Kaiser Wilhelm

Thanks for that thorough review of the Mint’s modern coinage pattern history; much appreciated, Antonio.
At the risk of promoting heresy, but would the world in fact end if the United States ceased and desisted from its seemingly interminable habit of putting only politicians on its circulating coinage?

Major D

There was a time when the president was actually largely revered and rose to the statesman and/or commander-in-chief level above mere politics. The president featured coins and when they were introduced: the Lincoln cent (1909), Washington quarter (1932), Jefferson nickel (1938), Roosevelt dime (1946), Kennedy half-dollar (1964), and Eisenhower dollar (1971). The Roosevelt and Kennedy coins were introduced the year following after their deaths; Eisenhower’s was 2 years after. The Kennedy half dollar replaced the Franklin one (a non-president). There was no dollar coin for 36 years (from 1936 to 1970). In 1979, the Eisenhower dollar was replaced by the… Read more »

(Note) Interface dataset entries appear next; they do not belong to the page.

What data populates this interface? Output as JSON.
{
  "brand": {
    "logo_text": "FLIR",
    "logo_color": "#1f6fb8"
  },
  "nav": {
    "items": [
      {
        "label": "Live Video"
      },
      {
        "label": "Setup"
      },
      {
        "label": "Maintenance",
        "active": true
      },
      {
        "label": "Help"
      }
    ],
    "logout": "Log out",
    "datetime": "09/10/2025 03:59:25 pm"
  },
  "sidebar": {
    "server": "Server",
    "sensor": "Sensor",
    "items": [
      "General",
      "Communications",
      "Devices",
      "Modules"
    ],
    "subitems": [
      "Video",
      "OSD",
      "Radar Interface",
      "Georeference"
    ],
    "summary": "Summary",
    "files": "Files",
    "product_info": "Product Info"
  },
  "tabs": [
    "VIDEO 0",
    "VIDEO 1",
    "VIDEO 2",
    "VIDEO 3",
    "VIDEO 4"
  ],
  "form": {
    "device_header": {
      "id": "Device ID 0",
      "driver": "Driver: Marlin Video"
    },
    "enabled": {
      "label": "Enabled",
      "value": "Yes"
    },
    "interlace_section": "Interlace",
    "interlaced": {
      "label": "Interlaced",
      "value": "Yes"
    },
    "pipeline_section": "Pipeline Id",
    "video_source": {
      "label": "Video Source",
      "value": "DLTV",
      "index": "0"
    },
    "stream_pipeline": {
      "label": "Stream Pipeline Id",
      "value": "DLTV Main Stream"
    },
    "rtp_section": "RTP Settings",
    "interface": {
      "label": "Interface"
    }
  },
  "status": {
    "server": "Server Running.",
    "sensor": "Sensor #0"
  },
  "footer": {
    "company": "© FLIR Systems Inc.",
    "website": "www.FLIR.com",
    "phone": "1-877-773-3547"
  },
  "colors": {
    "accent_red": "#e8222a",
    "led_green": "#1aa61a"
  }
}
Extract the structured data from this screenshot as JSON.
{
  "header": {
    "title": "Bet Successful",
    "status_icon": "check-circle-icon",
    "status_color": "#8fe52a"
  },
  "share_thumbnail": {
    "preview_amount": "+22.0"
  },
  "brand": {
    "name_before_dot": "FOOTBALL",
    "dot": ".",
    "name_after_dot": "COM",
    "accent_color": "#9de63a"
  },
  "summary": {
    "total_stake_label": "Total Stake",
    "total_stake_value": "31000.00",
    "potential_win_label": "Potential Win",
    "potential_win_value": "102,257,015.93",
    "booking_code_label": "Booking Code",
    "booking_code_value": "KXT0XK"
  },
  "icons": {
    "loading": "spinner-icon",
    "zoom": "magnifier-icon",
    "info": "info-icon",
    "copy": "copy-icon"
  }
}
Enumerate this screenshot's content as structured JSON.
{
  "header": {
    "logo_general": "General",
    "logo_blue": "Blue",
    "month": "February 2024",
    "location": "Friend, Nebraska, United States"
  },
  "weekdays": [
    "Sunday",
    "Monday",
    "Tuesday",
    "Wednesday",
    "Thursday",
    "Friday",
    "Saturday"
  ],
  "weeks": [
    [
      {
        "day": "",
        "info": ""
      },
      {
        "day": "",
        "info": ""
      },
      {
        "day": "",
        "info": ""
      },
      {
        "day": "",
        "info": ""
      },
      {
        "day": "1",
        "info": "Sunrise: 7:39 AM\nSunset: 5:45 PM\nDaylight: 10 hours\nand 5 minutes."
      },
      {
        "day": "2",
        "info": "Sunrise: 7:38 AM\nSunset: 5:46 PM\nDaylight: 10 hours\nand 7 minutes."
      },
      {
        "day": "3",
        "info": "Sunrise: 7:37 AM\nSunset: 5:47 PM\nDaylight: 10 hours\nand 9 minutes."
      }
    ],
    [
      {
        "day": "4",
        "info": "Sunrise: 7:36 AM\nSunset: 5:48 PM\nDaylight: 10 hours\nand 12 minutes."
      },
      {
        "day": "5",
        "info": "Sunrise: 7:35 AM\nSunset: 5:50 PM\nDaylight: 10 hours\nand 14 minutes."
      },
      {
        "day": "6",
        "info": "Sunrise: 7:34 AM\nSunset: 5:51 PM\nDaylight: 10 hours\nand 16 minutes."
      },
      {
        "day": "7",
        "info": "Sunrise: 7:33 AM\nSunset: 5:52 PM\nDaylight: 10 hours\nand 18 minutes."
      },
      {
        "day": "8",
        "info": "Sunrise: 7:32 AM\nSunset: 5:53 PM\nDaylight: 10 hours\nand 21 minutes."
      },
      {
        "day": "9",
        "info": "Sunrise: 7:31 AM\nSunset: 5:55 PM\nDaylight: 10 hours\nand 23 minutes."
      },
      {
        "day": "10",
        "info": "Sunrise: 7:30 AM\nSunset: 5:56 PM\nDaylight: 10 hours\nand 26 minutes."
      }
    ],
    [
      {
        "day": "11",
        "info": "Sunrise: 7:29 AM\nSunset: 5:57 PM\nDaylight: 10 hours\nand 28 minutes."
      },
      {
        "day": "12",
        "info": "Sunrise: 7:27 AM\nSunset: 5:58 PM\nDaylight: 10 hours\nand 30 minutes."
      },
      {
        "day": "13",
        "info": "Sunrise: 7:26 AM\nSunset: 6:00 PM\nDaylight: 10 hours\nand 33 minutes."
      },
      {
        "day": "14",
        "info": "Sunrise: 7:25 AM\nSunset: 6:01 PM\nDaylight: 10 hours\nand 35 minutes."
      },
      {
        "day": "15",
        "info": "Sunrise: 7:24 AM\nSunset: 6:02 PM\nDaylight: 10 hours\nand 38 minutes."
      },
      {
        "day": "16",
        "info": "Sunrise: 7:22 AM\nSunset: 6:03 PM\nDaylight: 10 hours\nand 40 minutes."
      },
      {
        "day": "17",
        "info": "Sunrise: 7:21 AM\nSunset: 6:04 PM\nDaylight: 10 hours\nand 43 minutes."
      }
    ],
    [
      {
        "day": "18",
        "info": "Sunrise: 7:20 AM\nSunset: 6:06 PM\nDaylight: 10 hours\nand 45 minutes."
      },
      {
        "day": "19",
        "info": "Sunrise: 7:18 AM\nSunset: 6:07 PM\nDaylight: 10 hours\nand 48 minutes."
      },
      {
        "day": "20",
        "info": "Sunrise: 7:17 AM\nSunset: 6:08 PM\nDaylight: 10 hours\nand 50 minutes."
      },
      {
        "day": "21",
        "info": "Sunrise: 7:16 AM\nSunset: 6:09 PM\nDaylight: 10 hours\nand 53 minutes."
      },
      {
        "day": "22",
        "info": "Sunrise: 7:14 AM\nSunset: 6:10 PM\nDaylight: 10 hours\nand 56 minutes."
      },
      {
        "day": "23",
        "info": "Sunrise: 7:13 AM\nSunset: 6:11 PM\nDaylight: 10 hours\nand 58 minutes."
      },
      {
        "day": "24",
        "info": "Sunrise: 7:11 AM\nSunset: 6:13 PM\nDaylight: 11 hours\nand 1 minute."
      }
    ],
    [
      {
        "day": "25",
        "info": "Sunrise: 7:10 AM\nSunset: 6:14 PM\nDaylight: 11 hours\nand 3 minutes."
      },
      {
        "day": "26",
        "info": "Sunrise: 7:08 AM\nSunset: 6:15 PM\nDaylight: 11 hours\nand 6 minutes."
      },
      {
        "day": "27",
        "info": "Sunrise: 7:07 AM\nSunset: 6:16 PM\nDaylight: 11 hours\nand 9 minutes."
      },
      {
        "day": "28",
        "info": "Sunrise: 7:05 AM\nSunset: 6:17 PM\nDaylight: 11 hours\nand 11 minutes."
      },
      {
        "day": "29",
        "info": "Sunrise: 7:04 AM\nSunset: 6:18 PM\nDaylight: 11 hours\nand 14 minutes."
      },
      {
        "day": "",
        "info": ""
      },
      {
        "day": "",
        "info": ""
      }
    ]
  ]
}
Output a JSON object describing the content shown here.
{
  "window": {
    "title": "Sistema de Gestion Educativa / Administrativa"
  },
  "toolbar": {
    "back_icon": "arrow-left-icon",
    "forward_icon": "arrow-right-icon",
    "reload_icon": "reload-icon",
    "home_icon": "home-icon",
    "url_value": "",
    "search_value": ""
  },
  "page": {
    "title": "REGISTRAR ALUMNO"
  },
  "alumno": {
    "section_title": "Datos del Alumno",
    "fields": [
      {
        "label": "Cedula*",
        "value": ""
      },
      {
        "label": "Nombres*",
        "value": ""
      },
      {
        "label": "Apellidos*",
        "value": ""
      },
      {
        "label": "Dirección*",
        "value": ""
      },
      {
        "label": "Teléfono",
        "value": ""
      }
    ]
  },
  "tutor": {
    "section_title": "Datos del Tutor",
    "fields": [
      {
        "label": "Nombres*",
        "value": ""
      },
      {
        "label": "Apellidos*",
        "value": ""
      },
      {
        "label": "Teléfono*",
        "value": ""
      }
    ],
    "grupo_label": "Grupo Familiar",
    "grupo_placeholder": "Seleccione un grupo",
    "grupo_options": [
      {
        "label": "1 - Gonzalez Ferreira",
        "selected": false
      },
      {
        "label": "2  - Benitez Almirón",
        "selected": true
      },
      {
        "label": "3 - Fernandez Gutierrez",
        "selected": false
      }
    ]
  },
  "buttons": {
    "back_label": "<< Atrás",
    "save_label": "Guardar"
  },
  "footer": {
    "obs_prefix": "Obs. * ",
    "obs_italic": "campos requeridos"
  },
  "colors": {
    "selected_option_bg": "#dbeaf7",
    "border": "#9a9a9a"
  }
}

Kaiser Wilhelm

Okay, I see what you’re saying, Major D, and now I remember that this change has already been taking place for quite a while. Perhaps what I was more specifically referring to was the basic circulating coinage which is still chock full of old rich white men.

Major D

The nickel also had two new reverses in 2004 and 2005.

Antonio

If my math is right, it’ll be 20 sports, as the years are ’27, ’28, ”29 and ’30. Then the sky’s the limit after 2030. Who knows, there may only be collector coins by then and governments will faze out currency since electronic currency/transactions will be the mode of payment by then, it’s inevitable.

Kaiser Wilhelm

Okay then, I’m ordering my Whitman ATM Receipt Album now.

Antonio

Semiquincentennial Commemorative Coin Act
This bill directs the Department of the Treasury to mint and issue $25.00 gold coins, $2.50 silver coins, 25 cent clad coins, and proof silver $2.50 coins in commemoration of the 250th anniversary of the establishment of the United States.

Major D

Antonio, I can find nothing regarding this act (HR 4429 and S 2384) ever becoming law. It seems to have died in the last Congress (117th). So, the Semiquincentennial Commemorative Coin Act would have to get reintroduced this Congress, pass both the House and Senate, and then get signed by the President.

However, there are two other acts that became laws directing the US Mint to make coins for the semiquincentennial: The US Semiquincentennial Commission Act of 2016 (Public Law 114-196) and the Circulating Collectible Coin Redesign Act of 2020 (Public Law 116-330).

Antonio

It may turn out we only get a commemorative quarter and nothing more. Maybe postage stamps but that’s a different collector group.

Kaiser Wilhelm

Well then, Antonio and Major D, it’s beginning to look like we are just possibly getting ever closer to receiving no more than a great big numismatic nothing to commemorate the U.S. Semiquincentennial. What a shame.

Rich

Sir Kaiser, at least the Greatest Generation Commemorative Coin Act was signed into law last year to commemorate the greatest generation of Americans ever!

Major D

After no commemorative coins in 2023, we’ll get two in 2024: National WW II Memorial and Harriet Tubman Bicentennial. These coin acts have routinely been co-sponsored by both a Dem and a Rep in both the House and Senate. The Rep sponsors of these two bills are no longer in Congress. Perhaps there will be no commemoratives in 2025 or 2026? (aside from what has already been passed and signed into law for the semiquincentennial).

Last edited 9 days ago by Major D
Kaiser Wilhelm

More good news, and this time from the always reliable Major D. It turns out that no commemoratives this year may not be such a bad thing at that after the flood of them we’ve experienced the last few years, especially now that we know we have two very special ones to look forward to in 2024. As far as 2025 and 2026, those are a relatively long way off and a lot could happen between now and then. In the words of the immortal Jim Morrison, “take it easy…take it as it comes.” I’m on board with that.

Kaiser Wilhelm

Thank you, Good Sir Rich, for shining a light on something more positive and uplifting whenever things begin to look a bit too bleak.